  • No more than an illustration of the idea • NOT stable, NOT complete, NO sketch of client code • Because: my first three days ever with C#/Mono hacking • Because: the C#/Mono approach raises questionmarks • Because: PoC... just fun, just spreading ideas! • Neat, simple, no SPOF, zero-administration approach ?! • Only 509 lines of C# for the Isis2 client socket server • Only 462 lines of C/C++ for the two MySQL server plugins • Available on blog.ulf-wendel.de Proof of Concept Code
  • The speaker says... The code of the Isis2 client socket server and the two plugins is available at blog.ulf-wendel.de . It is PoC code to illustrate the basic idea, no less, no more. The code is neither complete (e.g. join not repeated if it fails initially, and no failover logic) nor free of bugs (e.g. UNINSTALL PLUGIN may crash under certain circumstances). This, however, does not matter much when the focus is on discussing different designs for HA solutions and suggesting a mashup of two existing one. A mashup with strong client support for zero-administration. Happy hacking!
  • THE END Contact: ulf.wendel@oracle.com
  • The speaker says... Thank you for your attendance!
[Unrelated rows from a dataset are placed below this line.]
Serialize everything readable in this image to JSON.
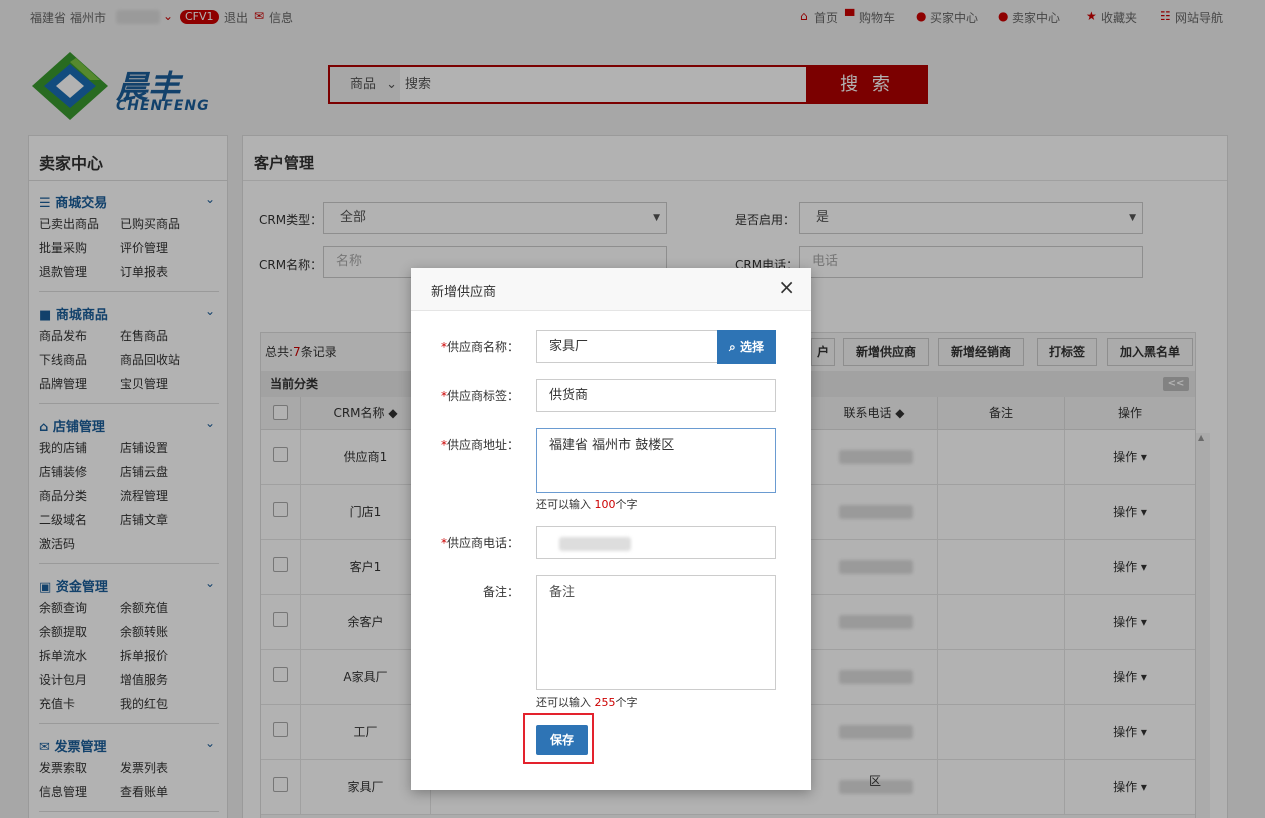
{
  "topbar": {
    "province": "福建省",
    "city": "福州市",
    "badge": "CFV1",
    "logout": "退出",
    "message": "信息",
    "home": "首页",
    "cart": "购物车",
    "buyer_center": "买家中心",
    "seller_center": "卖家中心",
    "favorites": "收藏夹",
    "site_nav": "网站导航"
  },
  "logo": {
    "cn": "晨丰",
    "en": "CHENFENG"
  },
  "search": {
    "category": "商品",
    "placeholder": "搜索",
    "button": "搜 索"
  },
  "sidebar": {
    "title": "卖家中心",
    "sections": [
      {
        "title": "商城交易",
        "icon": "list-icon",
        "items": [
          "已卖出商品",
          "已购买商品",
          "批量采购",
          "评价管理",
          "退款管理",
          "订单报表"
        ]
      },
      {
        "title": "商城商品",
        "icon": "truck-icon",
        "items": [
          "商品发布",
          "在售商品",
          "下线商品",
          "商品回收站",
          "品牌管理",
          "宝贝管理"
        ]
      },
      {
        "title": "店铺管理",
        "icon": "home-icon",
        "items": [
          "我的店铺",
          "店铺设置",
          "店铺装修",
          "店铺云盘",
          "商品分类",
          "流程管理",
          "二级域名",
          "店铺文章",
          "激活码"
        ]
      },
      {
        "title": "资金管理",
        "icon": "money-icon",
        "items": [
          "余额查询",
          "余额充值",
          "余额提取",
          "余额转账",
          "拆单流水",
          "拆单报价",
          "设计包月",
          "增值服务",
          "充值卡",
          "我的红包"
        ]
      },
      {
        "title": "发票管理",
        "icon": "mail-icon",
        "items": [
          "发票索取",
          "发票列表",
          "信息管理",
          "查看账单"
        ]
      }
    ]
  },
  "main": {
    "title": "客户管理",
    "filters": {
      "crm_type_label": "CRM类型：",
      "crm_type_value": "全部",
      "enabled_label": "是否启用：",
      "enabled_value": "是",
      "crm_name_label": "CRM名称：",
      "crm_name_placeholder": "名称",
      "crm_phone_label": "CRM电话：",
      "crm_phone_placeholder": "电话"
    },
    "total_prefix": "总共:",
    "total_count": "7",
    "total_suffix": "条记录",
    "buttons": [
      "户",
      "新增供应商",
      "新增经销商",
      "打标签",
      "加入黑名单"
    ],
    "category_label": "当前分类",
    "collapse": "<<",
    "columns": [
      "CRM名称 ◆",
      "联系电话 ◆",
      "备注",
      "操作"
    ],
    "rows": [
      {
        "name": "供应商1",
        "action": "操作 ▾"
      },
      {
        "name": "门店1",
        "action": "操作 ▾"
      },
      {
        "name": "客户1",
        "action": "操作 ▾"
      },
      {
        "name": "余客户",
        "action": "操作 ▾"
      },
      {
        "name": "A家具厂",
        "action": "操作 ▾"
      },
      {
        "name": "工厂",
        "action": "操作 ▾"
      },
      {
        "name": "家具厂",
        "action": "操作 ▾"
      }
    ],
    "row_tail": "区"
  },
  "modal": {
    "title": "新增供应商",
    "close": "×",
    "name_label": "供应商名称：",
    "name_value": "家具厂",
    "pick_button": "选择",
    "tag_label": "供应商标签：",
    "tag_value": "供货商",
    "address_label": "供应商地址：",
    "address_value": "福建省 福州市 鼓楼区",
    "address_hint_pre": "还可以输入",
    "address_hint_num": "100",
    "address_hint_post": "个字",
    "phone_label": "供应商电话：",
    "remark_label": "备注：",
    "remark_placeholder": "备注",
    "remark_hint_pre": "还可以输入",
    "remark_hint_num": "255",
    "remark_hint_post": "个字",
    "save": "保存",
    "required_mark": "*"
  }
}
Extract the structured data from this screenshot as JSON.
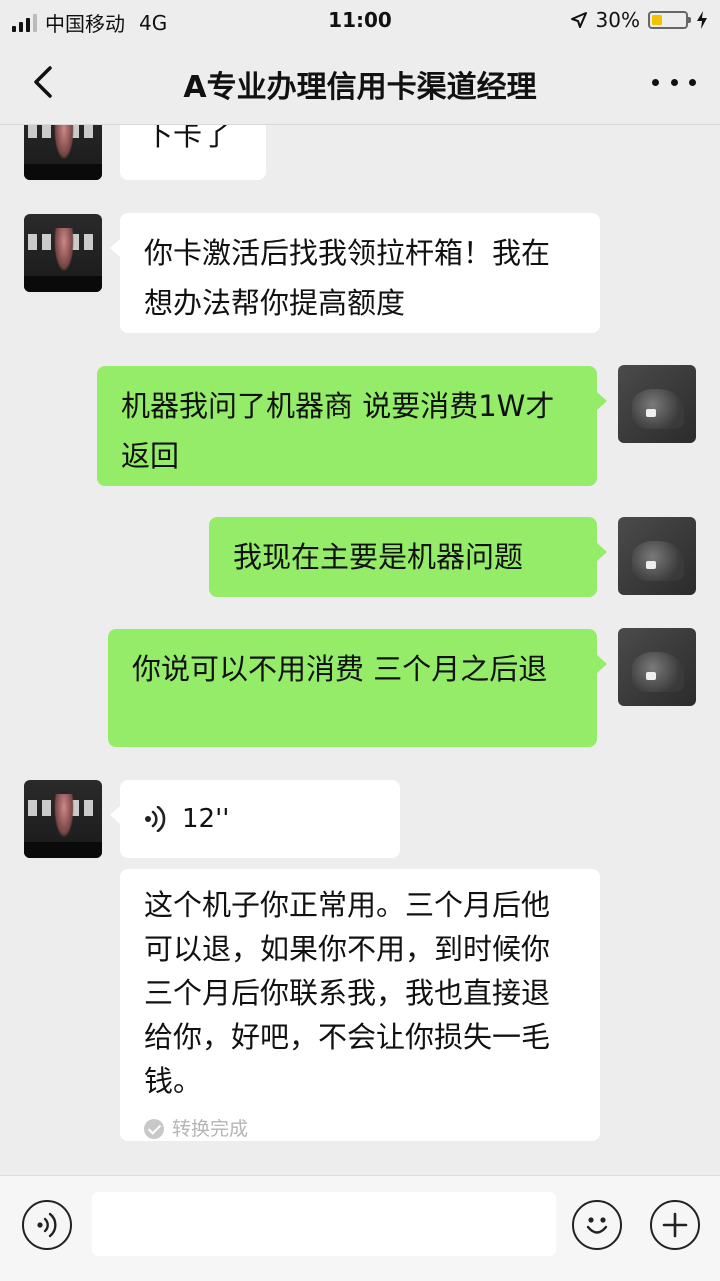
{
  "status_bar": {
    "carrier": "中国移动",
    "network": "4G",
    "time": "11:00",
    "battery_percent": "30%",
    "battery_level": 0.3,
    "battery_color": "#f2c200"
  },
  "nav": {
    "title": "A专业办理信用卡渠道经理",
    "back_icon": "chevron-left-icon",
    "more_icon": "more-dots-icon"
  },
  "messages": [
    {
      "from": "other",
      "text": "下卡了"
    },
    {
      "from": "other",
      "text": "你卡激活后找我领拉杆箱！我在想办法帮你提高额度"
    },
    {
      "from": "self",
      "text": "机器我问了机器商 说要消费1W才返回"
    },
    {
      "from": "self",
      "text": "我现在主要是机器问题"
    },
    {
      "from": "self",
      "text": "你说可以不用消费 三个月之后退"
    },
    {
      "from": "other",
      "type": "voice",
      "duration": "12''"
    },
    {
      "from": "other",
      "type": "transcription",
      "text": "这个机子你正常用。三个月后他可以退，如果你不用，到时候你三个月后你联系我，我也直接退给你，好吧，不会让你损失一毛钱。",
      "status": "转换完成"
    }
  ],
  "colors": {
    "self_bubble": "#95ec69",
    "other_bubble": "#ffffff",
    "background": "#ededed"
  },
  "input_bar": {
    "voice_icon": "voice-mode-icon",
    "emoji_icon": "emoji-icon",
    "plus_icon": "plus-icon",
    "text_value": ""
  }
}
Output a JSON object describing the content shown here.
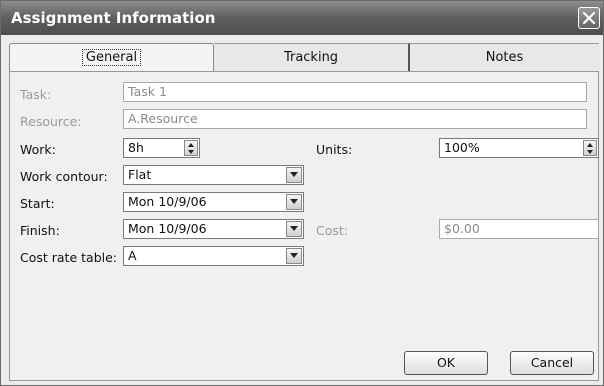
{
  "dialog": {
    "title": "Assignment Information"
  },
  "tabs": [
    {
      "label": "General",
      "active": true
    },
    {
      "label": "Tracking",
      "active": false
    },
    {
      "label": "Notes",
      "active": false
    }
  ],
  "fields": {
    "task": {
      "label": "Task:",
      "value": "Task 1",
      "enabled": false
    },
    "resource": {
      "label": "Resource:",
      "value": "A.Resource",
      "enabled": false
    },
    "work": {
      "label": "Work:",
      "value": "8h"
    },
    "units": {
      "label": "Units:",
      "value": "100%"
    },
    "work_contour": {
      "label": "Work contour:",
      "value": "Flat"
    },
    "start": {
      "label": "Start:",
      "value": "Mon 10/9/06"
    },
    "finish": {
      "label": "Finish:",
      "value": "Mon 10/9/06"
    },
    "cost": {
      "label": "Cost:",
      "value": "$0.00",
      "enabled": false
    },
    "cost_rate_table": {
      "label": "Cost rate table:",
      "value": "A"
    }
  },
  "buttons": {
    "ok": "OK",
    "cancel": "Cancel"
  },
  "icons": {
    "close": "close-icon",
    "dropdown": "chevron-down-icon",
    "spinner": "spinner-icon"
  }
}
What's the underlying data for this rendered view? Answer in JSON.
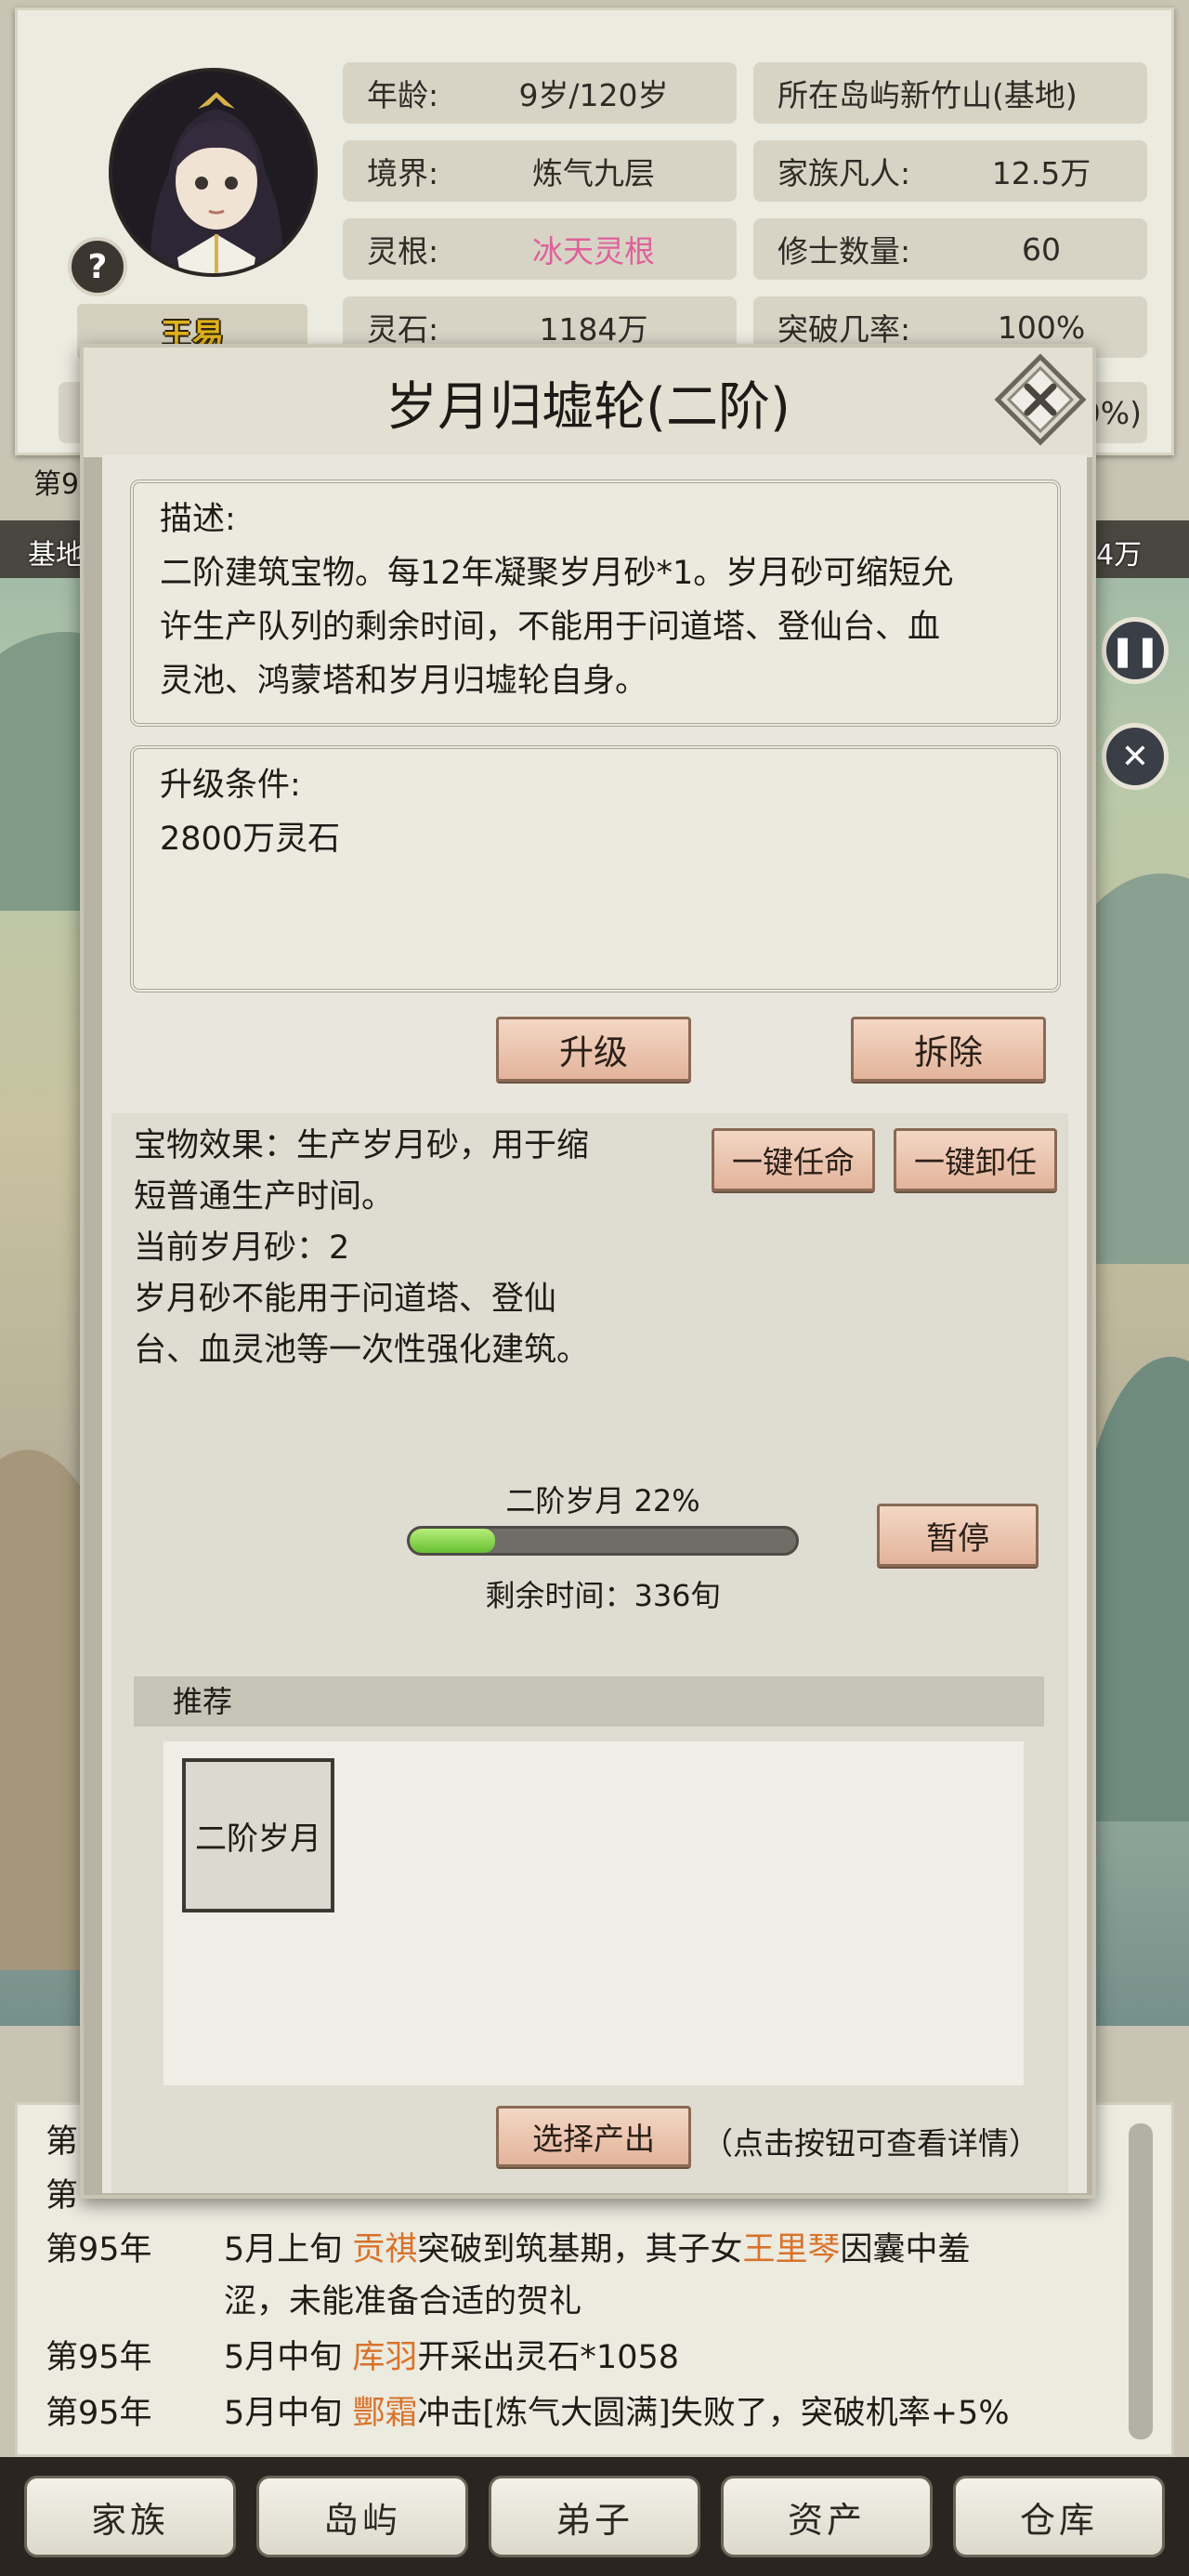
{
  "profile": {
    "name": "王易",
    "help_icon": "question-mark-icon",
    "stats_left": [
      {
        "label": "年龄:",
        "value": "9岁/120岁"
      },
      {
        "label": "境界:",
        "value": "炼气九层"
      },
      {
        "label": "灵根:",
        "value": "冰天灵根"
      },
      {
        "label": "灵石:",
        "value": "1184万"
      }
    ],
    "stats_right": [
      {
        "label": "所在岛屿",
        "value": "新竹山(基地)"
      },
      {
        "label": "家族凡人:",
        "value": "12.5万"
      },
      {
        "label": "修士数量:",
        "value": "60"
      },
      {
        "label": "突破几率:",
        "value": "100%"
      }
    ],
    "partial_right": "0%)",
    "partial_left": "第9",
    "partial_base": "基地",
    "partial_count": "4万"
  },
  "modal": {
    "title": "岁月归墟轮(二阶)",
    "description_label": "描述:",
    "description_text": "二阶建筑宝物。每12年凝聚岁月砂*1。岁月砂可缩短允许生产队列的剩余时间，不能用于问道塔、登仙台、血灵池、鸿蒙塔和岁月归墟轮自身。",
    "description_lines": [
      "二阶建筑宝物。每12年凝聚岁月砂*1。岁月砂可缩短允",
      "许生产队列的剩余时间，不能用于问道塔、登仙台、血",
      "灵池、鸿蒙塔和岁月归墟轮自身。"
    ],
    "upgrade_label": "升级条件:",
    "upgrade_cost": "2800万灵石",
    "upgrade_button": "升级",
    "demolish_button": "拆除",
    "effect_lines": [
      "宝物效果：生产岁月砂，用于缩",
      "短普通生产时间。",
      "当前岁月砂：2",
      "岁月砂不能用于问道塔、登仙",
      "台、血灵池等一次性强化建筑。"
    ],
    "appoint_all_button": "一键任命",
    "dismiss_all_button": "一键卸任",
    "production": {
      "label": "二阶岁月 22%",
      "progress": 0.22,
      "remaining": "剩余时间：336旬",
      "pause_button": "暂停"
    },
    "recommend_header": "推荐",
    "recommend_item": "二阶岁月",
    "select_output_button": "选择产出",
    "select_output_hint": "（点击按钮可查看详情）"
  },
  "log": {
    "rows": [
      {
        "year": "第95年",
        "parts": [
          "5月上旬 ",
          "贡祺",
          "突破到筑基期，其子女",
          "王里琴",
          "因囊中羞"
        ]
      },
      {
        "year": "",
        "parts": [
          "涩，未能准备合适的贺礼"
        ]
      },
      {
        "year": "第95年",
        "parts": [
          "5月中旬 ",
          "库羽",
          "开采出灵石*1058"
        ]
      },
      {
        "year": "第95年",
        "parts": [
          "5月中旬 ",
          "酆霜",
          "冲击[炼气大圆满]失败了，突破机率+5%"
        ]
      }
    ],
    "partial_rows": [
      "第",
      "第"
    ]
  },
  "nav": [
    "家族",
    "岛屿",
    "弟子",
    "资产",
    "仓库"
  ],
  "colors": {
    "highlight": "#d9722a",
    "pink_value": "#e0609a",
    "name_gold": "#e0b21c"
  }
}
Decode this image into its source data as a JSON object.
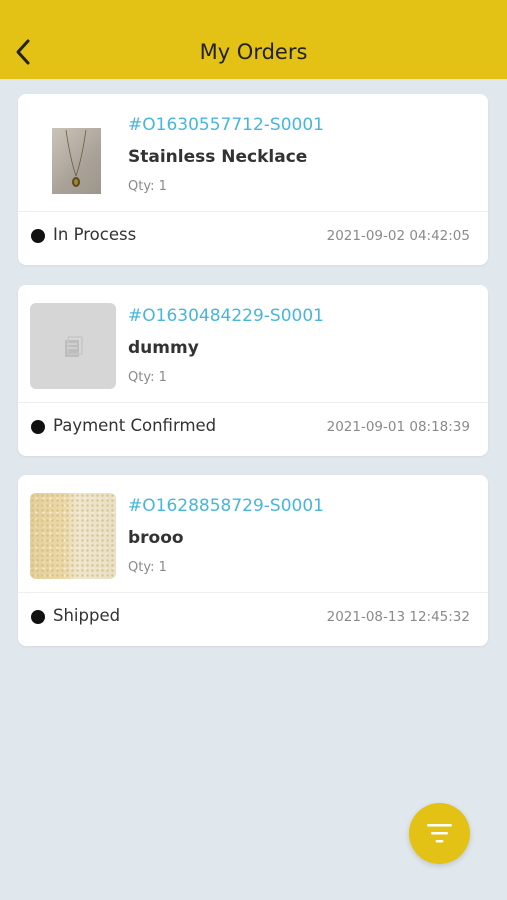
{
  "header": {
    "title": "My Orders",
    "back_icon": "chevron-left-icon"
  },
  "orders": [
    {
      "id": "#O1630557712-S0001",
      "product": "Stainless Necklace",
      "qty": "Qty: 1",
      "status": "In Process",
      "date": "2021-09-02 04:42:05",
      "thumbnail": "necklace-photo"
    },
    {
      "id": "#O1630484229-S0001",
      "product": "dummy",
      "qty": "Qty: 1",
      "status": "Payment Confirmed",
      "date": "2021-09-01 08:18:39",
      "thumbnail": "image-placeholder-icon"
    },
    {
      "id": "#O1628858729-S0001",
      "product": "brooo",
      "qty": "Qty: 1",
      "status": "Shipped",
      "date": "2021-08-13 12:45:32",
      "thumbnail": "grain-photo"
    }
  ],
  "fab": {
    "icon": "filter-icon"
  },
  "colors": {
    "accent": "#e3c115",
    "link": "#47b6dd",
    "background": "#e0e7ed"
  }
}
Upcoming shows: PHP Unconference Hamburg, September 2013 PHP Summit Munich, December 2013